With a large portion of emissions come from refrigeration and air-conditioning system and electricity usage, businesses are searching for energy-saving and climate-friendly cooling technology as part of the store strategies. With negligible Global Warming Potential (GWP) and Ozone Depletion Potential (ODP), natural refrigerant based systems also consume 5-25% less energy due to its excellent heat transfer property.

For the RAC NAMA team and its partners, discussions with corporate end-users have also helped to design the Cooling Innovation Fund, a financial facility to advance the adoption of green cooling technology that is expected to start in quarter 3 of 2021. In principal, end-users test new cooling technologies as part of smaller pilot projects, e.g. the refurbishment of a few branches, and roll them out at scale once profitability and reliability are proven.
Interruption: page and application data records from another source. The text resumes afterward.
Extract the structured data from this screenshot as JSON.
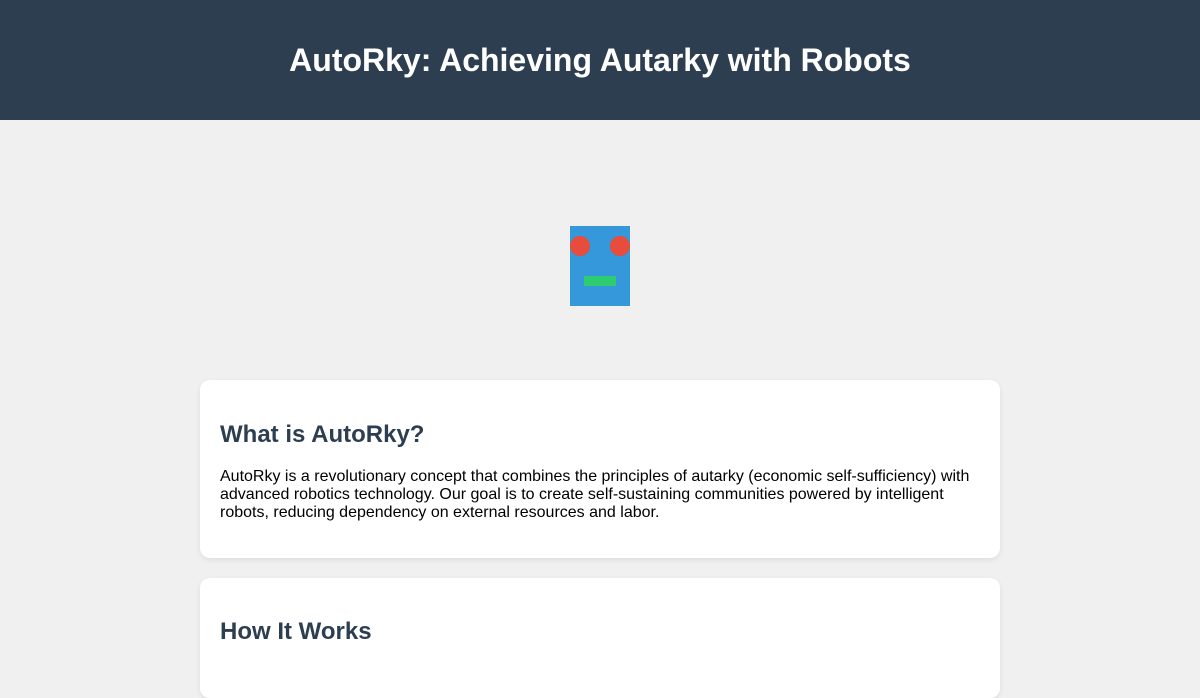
{
  "header": {
    "title": "AutoRky: Achieving Autarky with Robots"
  },
  "robot_logo": {
    "body_color": "#3498db",
    "eye_color": "#e74c3c",
    "mouth_color": "#2ecc71"
  },
  "sections": [
    {
      "heading": "What is AutoRky?",
      "body": "AutoRky is a revolutionary concept that combines the principles of autarky (economic self-sufficiency) with advanced robotics technology. Our goal is to create self-sustaining communities powered by intelligent robots, reducing dependency on external resources and labor."
    },
    {
      "heading": "How It Works"
    }
  ],
  "colors": {
    "header_bg": "#2c3e50",
    "page_bg": "#f0f0f0",
    "heading_text": "#2c3e50"
  }
}
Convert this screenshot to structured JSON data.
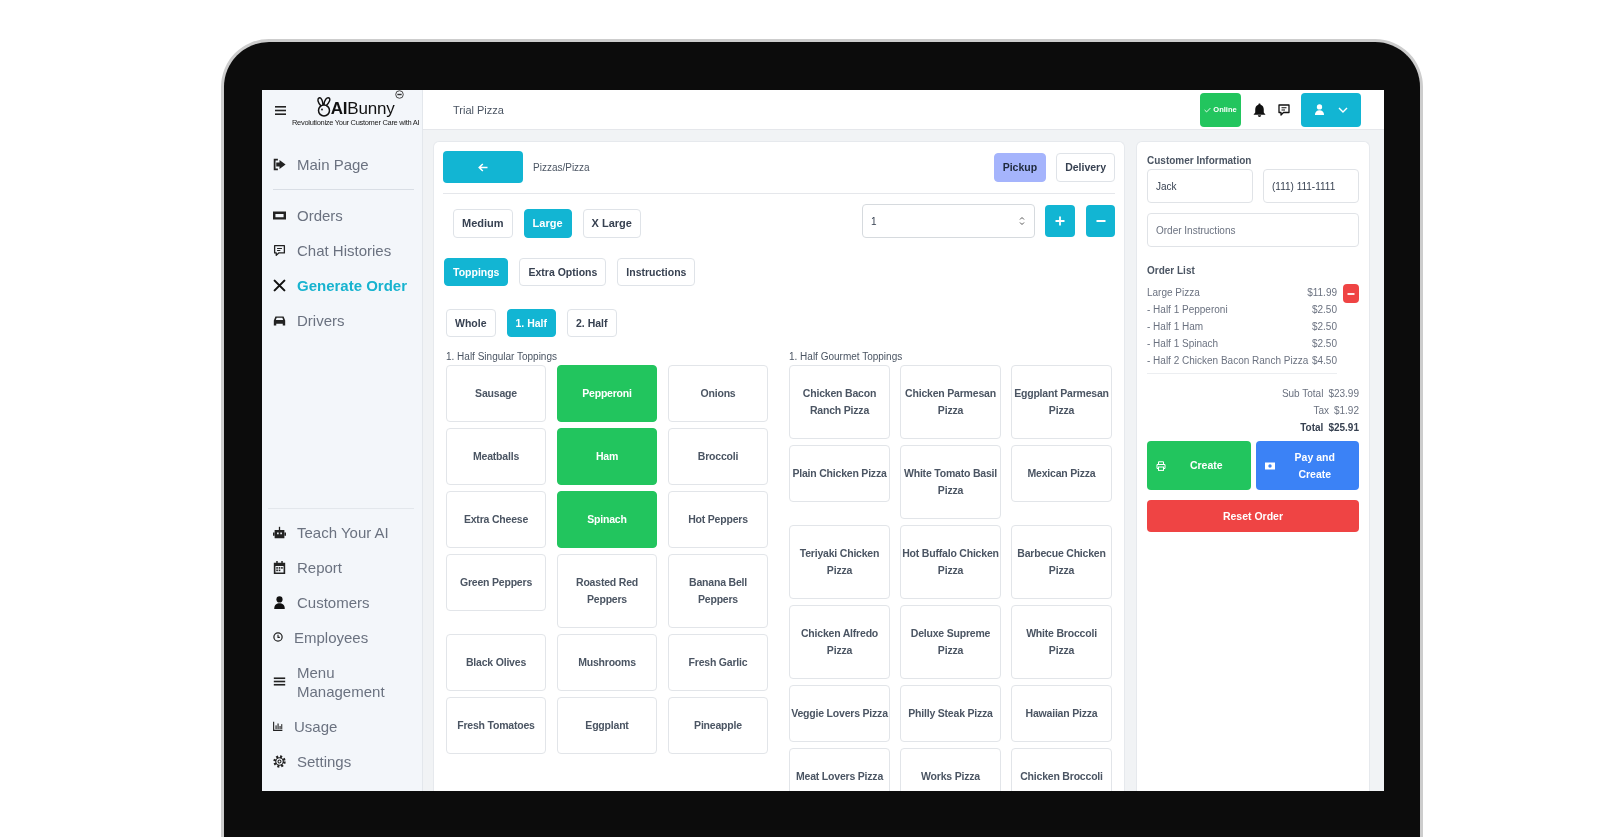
{
  "sidebar": {
    "brand": "**AI**Bunny",
    "tagline": "Revolutionize Your Customer Care with AI",
    "sections": [
      {
        "items": [
          {
            "label": "Main Page",
            "selected": false
          }
        ]
      },
      {
        "items": [
          {
            "label": "Orders",
            "selected": false
          },
          {
            "label": "Chat Histories",
            "selected": false
          },
          {
            "label": "Generate Order",
            "selected": true
          },
          {
            "label": "Drivers",
            "selected": false
          }
        ]
      },
      {
        "items": [
          {
            "label": "Teach Your AI",
            "selected": false
          },
          {
            "label": "Report",
            "selected": false
          },
          {
            "label": "Customers",
            "selected": false
          },
          {
            "label": "Employees",
            "selected": false
          },
          {
            "label": "Menu Management",
            "selected": false
          },
          {
            "label": "Usage",
            "selected": false
          },
          {
            "label": "Settings",
            "selected": false
          }
        ]
      }
    ]
  },
  "header": {
    "title": "Trial Pizza",
    "status": "Online"
  },
  "order": {
    "breadcrumb": "Pizzas/Pizza",
    "order_types": [
      {
        "label": "Pickup",
        "selected": true
      },
      {
        "label": "Delivery",
        "selected": false
      }
    ],
    "sizes": [
      {
        "label": "Medium",
        "selected": false
      },
      {
        "label": "Large",
        "selected": true
      },
      {
        "label": "X Large",
        "selected": false
      }
    ],
    "quantity": "1",
    "tabs": [
      {
        "label": "Toppings",
        "selected": true
      },
      {
        "label": "Extra Options",
        "selected": false
      },
      {
        "label": "Instructions",
        "selected": false
      }
    ],
    "portions": [
      {
        "label": "Whole",
        "selected": false
      },
      {
        "label": "1. Half",
        "selected": true
      },
      {
        "label": "2. Half",
        "selected": false
      }
    ],
    "topping_groups": [
      {
        "title": "1. Half Singular Toppings",
        "items": [
          {
            "label": "Sausage",
            "selected": false
          },
          {
            "label": "Pepperoni",
            "selected": true
          },
          {
            "label": "Onions",
            "selected": false
          },
          {
            "label": "Meatballs",
            "selected": false
          },
          {
            "label": "Ham",
            "selected": true
          },
          {
            "label": "Broccoli",
            "selected": false
          },
          {
            "label": "Extra Cheese",
            "selected": false
          },
          {
            "label": "Spinach",
            "selected": true
          },
          {
            "label": "Hot Peppers",
            "selected": false
          },
          {
            "label": "Green Peppers",
            "selected": false
          },
          {
            "label": "Roasted Red Peppers",
            "selected": false
          },
          {
            "label": "Banana Bell Peppers",
            "selected": false
          },
          {
            "label": "Black Olives",
            "selected": false
          },
          {
            "label": "Mushrooms",
            "selected": false
          },
          {
            "label": "Fresh Garlic",
            "selected": false
          },
          {
            "label": "Fresh Tomatoes",
            "selected": false
          },
          {
            "label": "Eggplant",
            "selected": false
          },
          {
            "label": "Pineapple",
            "selected": false
          }
        ]
      },
      {
        "title": "1. Half Gourmet Toppings",
        "items": [
          {
            "label": "Chicken Bacon Ranch Pizza",
            "selected": false
          },
          {
            "label": "Chicken Parmesan Pizza",
            "selected": false
          },
          {
            "label": "Eggplant Parmesan Pizza",
            "selected": false
          },
          {
            "label": "Plain Chicken Pizza",
            "selected": false
          },
          {
            "label": "White Tomato Basil Pizza",
            "selected": false
          },
          {
            "label": "Mexican Pizza",
            "selected": false
          },
          {
            "label": "Teriyaki Chicken Pizza",
            "selected": false
          },
          {
            "label": "Hot Buffalo Chicken Pizza",
            "selected": false
          },
          {
            "label": "Barbecue Chicken Pizza",
            "selected": false
          },
          {
            "label": "Chicken Alfredo Pizza",
            "selected": false
          },
          {
            "label": "Deluxe Supreme Pizza",
            "selected": false
          },
          {
            "label": "White Broccoli Pizza",
            "selected": false
          },
          {
            "label": "Veggie Lovers Pizza",
            "selected": false
          },
          {
            "label": "Philly Steak Pizza",
            "selected": false
          },
          {
            "label": "Hawaiian Pizza",
            "selected": false
          },
          {
            "label": "Meat Lovers Pizza",
            "selected": false
          },
          {
            "label": "Works Pizza",
            "selected": false
          },
          {
            "label": "Chicken Broccoli",
            "selected": false
          }
        ]
      }
    ]
  },
  "summary": {
    "customer_title": "Customer Information",
    "customer_name": "Jack",
    "phone": "(111) 111-1111",
    "instructions_placeholder": "Order Instructions",
    "order_list_title": "Order List",
    "items": [
      {
        "name": "Large Pizza",
        "price": "$11.99",
        "children": [
          {
            "name": "- Half 1 Pepperoni",
            "price": "$2.50"
          },
          {
            "name": "- Half 1 Ham",
            "price": "$2.50"
          },
          {
            "name": "- Half 1 Spinach",
            "price": "$2.50"
          },
          {
            "name": "- Half 2 Chicken Bacon Ranch Pizza",
            "price": "$4.50"
          }
        ]
      }
    ],
    "totals": [
      {
        "label": "Sub Total",
        "value": "$23.99",
        "kind": "line"
      },
      {
        "label": "Tax",
        "value": "$1.92",
        "kind": "line"
      },
      {
        "label": "Total",
        "value": "$25.91",
        "kind": "grand"
      }
    ],
    "actions": [
      {
        "label": "Create",
        "kind": "create"
      },
      {
        "label": "Pay and Create",
        "kind": "pay"
      }
    ],
    "reset": "Reset Order"
  }
}
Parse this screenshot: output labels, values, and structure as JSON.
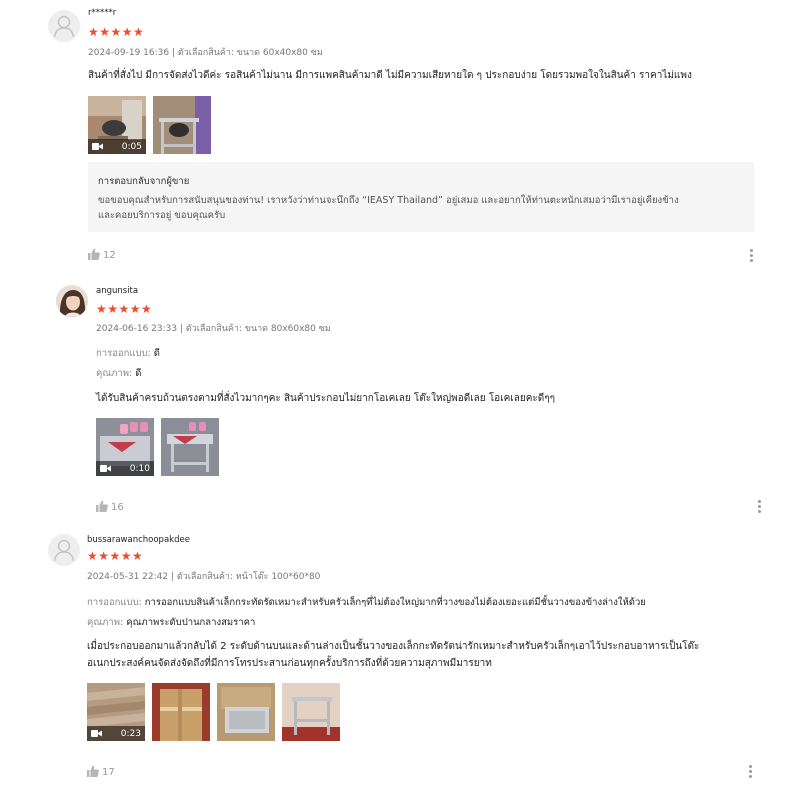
{
  "reviews": [
    {
      "username": "r*****r",
      "stars": "★★★★★",
      "meta": "2024-09-19 16:36 | ตัวเลือกสินค้า: ขนาด 60x40x80 ซม",
      "text": "สินค้าที่สั่งไป มีการจัดส่งไวดีค่ะ รอสินค้าไม่นาน มีการแพคสินค้ามาดี ไม่มีความเสียหายใด ๆ ประกอบง่าย โดยรวมพอใจในสินค้า ราคาไม่แพง",
      "video_duration": "0:05",
      "seller_reply": {
        "title": "การตอบกลับจากผู้ขาย",
        "line1": "ขอขอบคุณสำหรับการสนับสนุนของท่าน! เราหวังว่าท่านจะนึกถึง “IEASY Thailand” อยู่เสมอ และอยากให้ท่านตะหนักเสมอว่ามีเราอยู่เคียงข้าง",
        "line2": "และคอยบริการอยู่ ขอบคุณครับ"
      },
      "likes": "12"
    },
    {
      "username": "angunsita",
      "stars": "★★★★★",
      "meta": "2024-06-16 23:33 | ตัวเลือกสินค้า: ขนาด 80x60x80 ซม",
      "attributes": [
        {
          "label": "การออกแบบ:",
          "value": "ดี"
        },
        {
          "label": "คุณภาพ:",
          "value": "ดี"
        }
      ],
      "text": "ได้รับสินค้าครบถ้วนตรงตามที่สั่งไวมากๆคะ สินค้าประกอบไม่ยากโอเคเลย โต๊ะใหญ่พอดีเลย โอเคเลยคะดีๆๆ",
      "video_duration": "0:10",
      "likes": "16"
    },
    {
      "username": "bussarawanchoopakdee",
      "stars": "★★★★★",
      "meta": "2024-05-31 22:42 | ตัวเลือกสินค้า: หน้าโต๊ะ 100*60*80",
      "attributes": [
        {
          "label": "การออกแบบ:",
          "value": "การออกแบบสินค้าเล็กกระทัดรัดเหมาะสำหรับครัวเล็กๆที่ไม่ต้องใหญ่มากที่วางของไม่ต้องเยอะแต่มีชั้นวางของข้างล่างให้ด้วย"
        },
        {
          "label": "คุณภาพ:",
          "value": "คุณภาพระดับปานกลางสมราคา"
        }
      ],
      "text_line1": "เมื่อประกอบออกมาแล้วกลับได้ 2 ระดับด้านบนและด้านล่างเป็นชั้นวางของเล็กกะทัดรัดน่ารักเหมาะสำหรับครัวเล็กๆเอาไว้ประกอบอาหารเป็นโต๊ะ",
      "text_line2": "อเนกประสงค์คนจัดส่งจัดถึงที่มีการโทรประสานก่อนทุกครั้งบริการถึงที่ด้วยความสุภาพมีมารยาท",
      "video_duration": "0:23",
      "likes": "17"
    }
  ],
  "colors": {
    "star": "#ee4d2d",
    "reply_bg": "#f5f5f5",
    "muted": "#888888"
  },
  "icons": {
    "avatar_placeholder": "user-silhouette-icon",
    "like": "thumbs-up-icon",
    "video": "video-camera-icon",
    "more": "more-vertical-icon"
  }
}
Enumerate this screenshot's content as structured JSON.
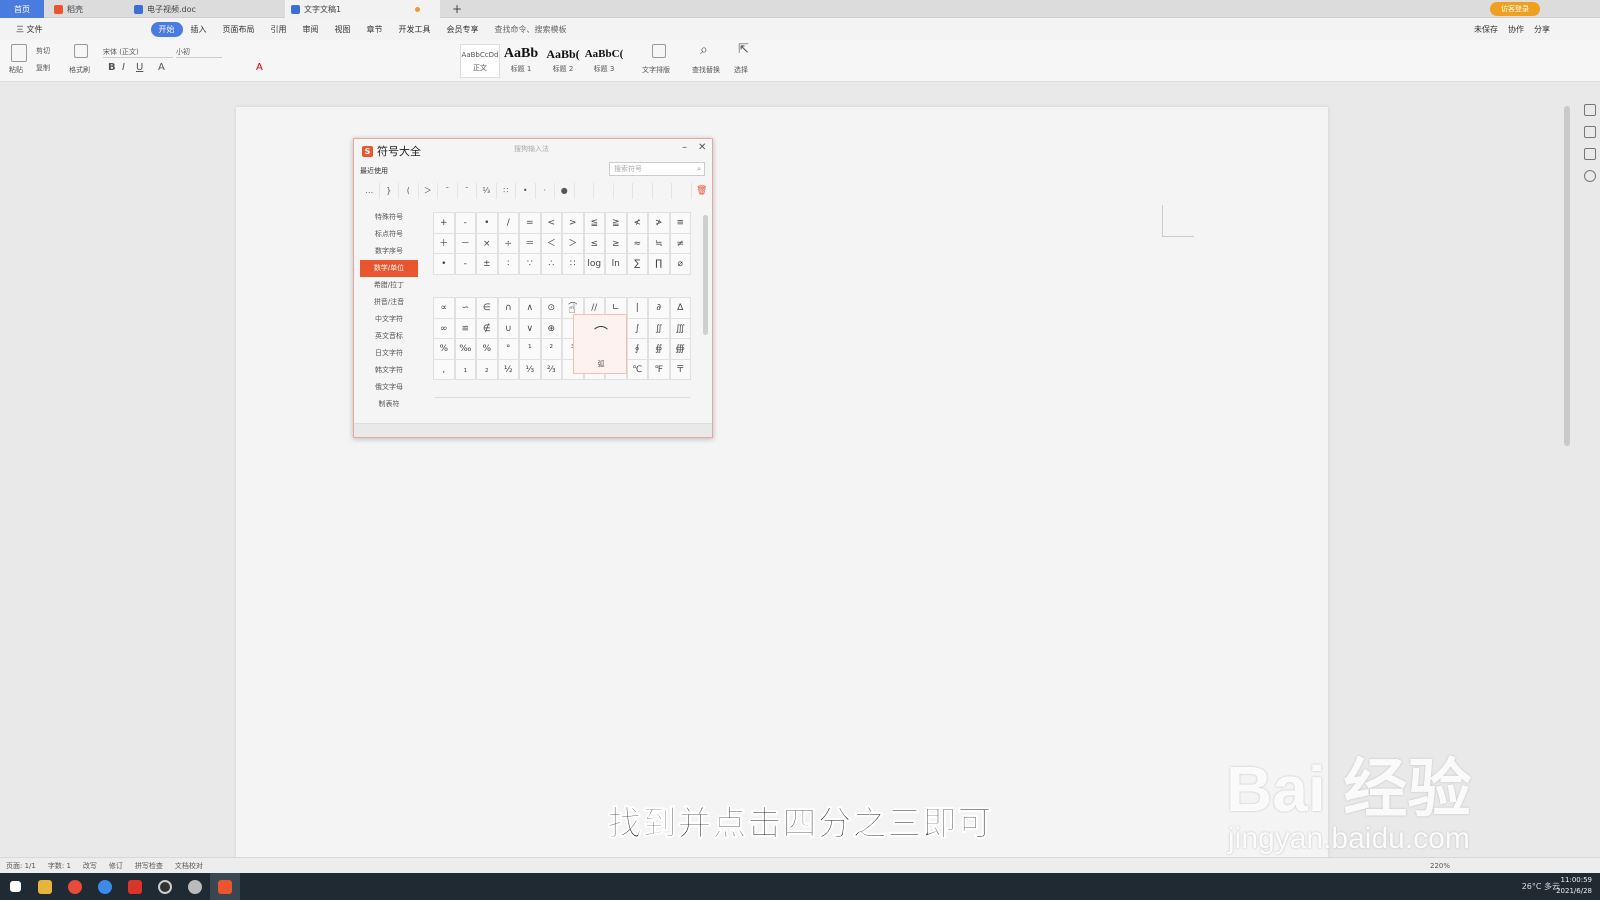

In return, end-users must pledge to roll out technology at scale if the pilot meets its performance targets.

In 2020, approximately 100,000 commercial refrigerators with green cooling technology using natural refrigerants have arrived on the Thai market, making up about a 30% market share.

The pandemic has underlined the role of the cooling industry to bring clean and efficient and sustainable technologies to the market. With major multinational corporates either mandating or advising the use of low-carbon-footprint equipment, market acceptance for green cooling technologies is set to grow further.

The Race to Zero is the international campaign for a healthy, resilient zero carbon recovery with the aim to bring together net zero commitments from cities, businesses and investors across the climate action community in the run up to COP26.

To support this transition, the Thailand RAC NAMA Project has partnered with the Office of Natural Resources and Environmental Policy and Planning (ONEP), the Department of Alternative Energy Department and Efficiency (DEDE) and the Electricity Generating Authority of Thailand (EGAT) as well as Thai industries to transfer technology and know-how on ozone and climate-friendly technology and financial support to the private sector, as well as provide policy and technical advice to relevant government agencies. The RAC NAMA Fund, a financial facility under the management of EGAT, has initiated a transformation in the Thai refrigeration and air-conditioning (RAC) sector towards the use of climate-friendly and energy-efficient cooling technologies with natural refrigerants. Through this close partnership with government and the private sector, emissions are expected to reduce by 0.94 MtCO2eq annually. The project runs from April 2016 – July 2021.